Initially two teams each from Austria, Hungary, Czechoslovakia and Yugoslavia entered, competing in a knock-out competition. The countries involved could either send their respective league winners and runners-up, or league winners and cup winners to take part. The first winners were the Czech side, AC Sparta Prague. In 1929 Italian teams replaced the Yugoslavian ones. The competition was expanded to four teams from each of the competing countries in 1934. Other countries were invited to participate - Switzerland in 1936, and Romania, Switzerland and Yugoslavia in 1937. Austria was withdrawn from the competition following the Anschluss in 1938. In 1939, prior to the start of WW II, the cup involved only eight teams (two each from Hungary, Czechoslovakia and Italy and one each from Romania and Yugoslavia). The level of the competing nations is clearly shown by Italy's two World Cup titles (1934 & 1938), Czechoslovakia's (1934) and Hungary's (1938) World Cup final, and Austria's (1934) and Yugoslavia's (1930) semi-finals. Out of the eleven different teams competing in the first three World Cups, five were part of the Mitropa Cup.

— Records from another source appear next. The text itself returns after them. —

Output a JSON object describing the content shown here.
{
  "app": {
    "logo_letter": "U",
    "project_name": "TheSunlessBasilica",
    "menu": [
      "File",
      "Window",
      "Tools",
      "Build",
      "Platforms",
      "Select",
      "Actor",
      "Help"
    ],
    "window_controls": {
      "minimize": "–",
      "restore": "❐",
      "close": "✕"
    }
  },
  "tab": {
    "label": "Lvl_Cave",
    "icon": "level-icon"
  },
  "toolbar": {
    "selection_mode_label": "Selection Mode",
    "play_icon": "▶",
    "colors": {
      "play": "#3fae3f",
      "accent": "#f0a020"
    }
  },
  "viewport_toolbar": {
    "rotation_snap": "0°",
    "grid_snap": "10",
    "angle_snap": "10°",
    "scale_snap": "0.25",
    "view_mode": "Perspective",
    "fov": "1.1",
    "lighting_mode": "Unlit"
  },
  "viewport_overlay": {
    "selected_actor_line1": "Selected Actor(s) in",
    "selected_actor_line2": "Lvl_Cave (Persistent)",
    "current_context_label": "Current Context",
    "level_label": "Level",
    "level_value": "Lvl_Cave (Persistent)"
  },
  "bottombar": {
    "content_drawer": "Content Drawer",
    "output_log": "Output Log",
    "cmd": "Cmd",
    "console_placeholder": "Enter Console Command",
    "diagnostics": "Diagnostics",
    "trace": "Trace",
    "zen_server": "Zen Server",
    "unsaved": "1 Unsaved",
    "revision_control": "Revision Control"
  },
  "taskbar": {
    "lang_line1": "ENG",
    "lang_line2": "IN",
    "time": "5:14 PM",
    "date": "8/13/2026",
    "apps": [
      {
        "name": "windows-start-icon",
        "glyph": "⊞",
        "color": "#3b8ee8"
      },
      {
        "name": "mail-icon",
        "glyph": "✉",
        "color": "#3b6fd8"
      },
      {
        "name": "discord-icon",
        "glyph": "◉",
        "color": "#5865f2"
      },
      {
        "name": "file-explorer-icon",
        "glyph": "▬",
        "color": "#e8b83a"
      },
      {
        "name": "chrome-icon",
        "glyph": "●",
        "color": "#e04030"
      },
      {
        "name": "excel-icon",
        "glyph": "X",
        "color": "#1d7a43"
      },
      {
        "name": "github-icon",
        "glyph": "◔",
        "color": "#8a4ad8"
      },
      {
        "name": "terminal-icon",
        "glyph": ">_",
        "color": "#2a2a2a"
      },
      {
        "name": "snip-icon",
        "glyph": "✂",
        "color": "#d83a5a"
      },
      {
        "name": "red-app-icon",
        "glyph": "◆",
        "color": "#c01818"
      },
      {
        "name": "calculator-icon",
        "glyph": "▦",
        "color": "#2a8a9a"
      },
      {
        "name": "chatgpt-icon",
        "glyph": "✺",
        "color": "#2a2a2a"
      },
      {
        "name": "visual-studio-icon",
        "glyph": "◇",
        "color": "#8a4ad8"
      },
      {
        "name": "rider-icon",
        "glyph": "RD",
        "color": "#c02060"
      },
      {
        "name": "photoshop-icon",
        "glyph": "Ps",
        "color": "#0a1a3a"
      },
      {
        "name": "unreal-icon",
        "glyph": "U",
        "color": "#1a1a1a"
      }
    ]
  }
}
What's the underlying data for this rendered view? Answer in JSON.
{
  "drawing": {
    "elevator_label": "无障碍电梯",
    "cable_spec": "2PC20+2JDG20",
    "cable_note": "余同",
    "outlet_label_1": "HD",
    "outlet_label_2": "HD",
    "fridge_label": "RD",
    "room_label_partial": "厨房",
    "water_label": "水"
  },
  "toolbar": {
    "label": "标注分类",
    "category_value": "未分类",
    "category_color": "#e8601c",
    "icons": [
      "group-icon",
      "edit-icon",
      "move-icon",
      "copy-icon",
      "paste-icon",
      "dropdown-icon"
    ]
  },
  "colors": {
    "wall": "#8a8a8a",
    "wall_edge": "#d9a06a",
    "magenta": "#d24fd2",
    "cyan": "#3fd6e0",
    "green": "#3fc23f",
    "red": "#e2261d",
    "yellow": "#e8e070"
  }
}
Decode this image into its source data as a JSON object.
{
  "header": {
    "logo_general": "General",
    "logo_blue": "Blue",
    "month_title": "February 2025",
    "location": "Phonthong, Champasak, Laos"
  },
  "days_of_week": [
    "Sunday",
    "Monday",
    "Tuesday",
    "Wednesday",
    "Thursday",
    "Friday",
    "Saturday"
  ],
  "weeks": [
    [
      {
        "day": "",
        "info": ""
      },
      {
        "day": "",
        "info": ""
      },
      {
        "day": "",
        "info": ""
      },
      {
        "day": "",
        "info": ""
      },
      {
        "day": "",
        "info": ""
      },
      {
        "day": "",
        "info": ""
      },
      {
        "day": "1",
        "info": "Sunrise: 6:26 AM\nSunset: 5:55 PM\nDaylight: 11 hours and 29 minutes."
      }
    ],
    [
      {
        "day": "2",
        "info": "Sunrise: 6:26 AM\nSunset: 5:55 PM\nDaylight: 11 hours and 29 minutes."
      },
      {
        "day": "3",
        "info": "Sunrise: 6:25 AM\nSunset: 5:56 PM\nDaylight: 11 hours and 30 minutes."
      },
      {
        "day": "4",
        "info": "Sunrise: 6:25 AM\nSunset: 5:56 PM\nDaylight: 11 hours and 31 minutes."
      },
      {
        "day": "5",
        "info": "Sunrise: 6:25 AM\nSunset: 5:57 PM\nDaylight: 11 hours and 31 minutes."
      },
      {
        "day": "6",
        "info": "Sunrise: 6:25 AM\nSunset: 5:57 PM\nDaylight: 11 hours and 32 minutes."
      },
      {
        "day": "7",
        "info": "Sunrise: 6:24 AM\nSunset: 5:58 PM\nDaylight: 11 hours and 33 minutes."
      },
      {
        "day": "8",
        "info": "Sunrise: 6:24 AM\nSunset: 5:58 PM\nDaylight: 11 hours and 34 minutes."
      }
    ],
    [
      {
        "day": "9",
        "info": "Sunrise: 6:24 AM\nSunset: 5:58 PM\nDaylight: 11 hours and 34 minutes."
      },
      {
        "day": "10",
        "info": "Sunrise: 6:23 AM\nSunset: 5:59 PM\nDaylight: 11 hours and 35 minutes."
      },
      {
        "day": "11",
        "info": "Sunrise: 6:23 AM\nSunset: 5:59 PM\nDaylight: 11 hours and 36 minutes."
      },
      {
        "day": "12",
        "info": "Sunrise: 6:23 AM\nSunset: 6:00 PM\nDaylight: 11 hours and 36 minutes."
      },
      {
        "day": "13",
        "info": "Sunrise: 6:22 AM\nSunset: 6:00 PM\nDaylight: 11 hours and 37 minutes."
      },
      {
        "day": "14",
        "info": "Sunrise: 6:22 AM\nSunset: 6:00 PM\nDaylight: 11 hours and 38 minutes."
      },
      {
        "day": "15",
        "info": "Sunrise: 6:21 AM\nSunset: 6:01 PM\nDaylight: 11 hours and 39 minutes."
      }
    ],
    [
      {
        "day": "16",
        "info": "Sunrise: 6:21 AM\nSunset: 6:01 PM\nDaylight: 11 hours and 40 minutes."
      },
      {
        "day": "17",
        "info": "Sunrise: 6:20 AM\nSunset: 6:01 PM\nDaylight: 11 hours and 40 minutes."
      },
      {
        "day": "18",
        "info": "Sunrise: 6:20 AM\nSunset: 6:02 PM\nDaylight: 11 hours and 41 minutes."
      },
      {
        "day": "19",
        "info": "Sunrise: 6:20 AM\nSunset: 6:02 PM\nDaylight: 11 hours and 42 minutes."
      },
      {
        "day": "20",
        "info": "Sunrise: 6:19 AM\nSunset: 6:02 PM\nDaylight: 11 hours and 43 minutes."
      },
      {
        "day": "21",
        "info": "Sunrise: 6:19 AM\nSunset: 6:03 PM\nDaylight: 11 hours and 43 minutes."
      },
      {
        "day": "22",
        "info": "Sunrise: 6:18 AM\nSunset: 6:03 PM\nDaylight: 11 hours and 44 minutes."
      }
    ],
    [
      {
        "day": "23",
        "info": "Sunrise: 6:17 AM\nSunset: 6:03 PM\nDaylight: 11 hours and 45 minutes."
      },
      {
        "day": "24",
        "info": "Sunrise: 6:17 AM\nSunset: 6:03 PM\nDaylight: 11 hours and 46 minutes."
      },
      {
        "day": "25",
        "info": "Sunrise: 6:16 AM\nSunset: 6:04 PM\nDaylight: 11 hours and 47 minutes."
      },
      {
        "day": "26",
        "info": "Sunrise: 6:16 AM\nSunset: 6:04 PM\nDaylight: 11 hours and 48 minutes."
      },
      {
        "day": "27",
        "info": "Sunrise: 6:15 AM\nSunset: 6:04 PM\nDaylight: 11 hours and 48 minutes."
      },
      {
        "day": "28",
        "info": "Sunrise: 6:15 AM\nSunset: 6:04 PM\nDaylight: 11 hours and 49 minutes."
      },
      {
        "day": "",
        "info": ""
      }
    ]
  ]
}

A tournament was started in 1940, but abandoned before the final match due to World War II. Again, only eight teams competed, three each from Hungary and Yugoslavia and two from Romania. Hungarian Ferencváros and Romanian Rapid (which had won on lots after three draws) qualified for the final, but did not meet because the northern part of Transylvania (lost shortly after World War I) was ceded back to Hungary from Romania. After World War II, the cup was resumed in 1951, initially as Zentropa Cup. The Cup, once again named Mitropa Cup, lost much of its status because of the introduction of other European club competitions, and faced an ongoing decline. By the 1980s it was competed for between the second division champions of the participating countries. It was last played for in 1992, and won by Yugoslav side Borac Banja Luka in front of fewer than a thousand spectators.